**What the task asks:** Print all the entries verbatim.
◆ ◆ ◆ ◆
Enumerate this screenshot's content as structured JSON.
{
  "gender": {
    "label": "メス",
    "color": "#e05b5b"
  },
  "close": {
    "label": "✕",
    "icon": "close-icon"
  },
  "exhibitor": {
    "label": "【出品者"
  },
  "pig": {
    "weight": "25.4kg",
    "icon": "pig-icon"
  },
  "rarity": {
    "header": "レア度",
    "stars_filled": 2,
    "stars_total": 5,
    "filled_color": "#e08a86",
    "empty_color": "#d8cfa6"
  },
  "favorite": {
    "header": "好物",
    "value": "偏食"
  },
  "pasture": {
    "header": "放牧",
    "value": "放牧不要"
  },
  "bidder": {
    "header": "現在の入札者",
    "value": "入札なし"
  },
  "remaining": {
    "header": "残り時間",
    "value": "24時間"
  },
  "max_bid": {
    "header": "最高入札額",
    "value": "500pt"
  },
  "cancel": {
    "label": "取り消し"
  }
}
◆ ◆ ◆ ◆
**Exercise answer:**
Enumerate this screenshot's content as structured JSON.
{
  "gender": {
    "label": "メス",
    "color": "#e05b5b"
  },
  "close": {
    "label": "✕",
    "icon": "close-icon"
  },
  "exhibitor": {
    "label": "【出品者"
  },
  "pig": {
    "weight": "25.4kg",
    "icon": "pig-icon"
  },
  "rarity": {
    "header": "レア度",
    "stars_filled": 2,
    "stars_total": 5,
    "filled_color": "#e08a86",
    "empty_color": "#d8cfa6"
  },
  "favorite": {
    "header": "好物",
    "value": "偏食"
  },
  "pasture": {
    "header": "放牧",
    "value": "放牧不要"
  },
  "bidder": {
    "header": "現在の入札者",
    "value": "入札なし"
  },
  "remaining": {
    "header": "残り時間",
    "value": "24時間"
  },
  "max_bid": {
    "header": "最高入札額",
    "value": "500pt"
  },
  "cancel": {
    "label": "取り消し"
  }
}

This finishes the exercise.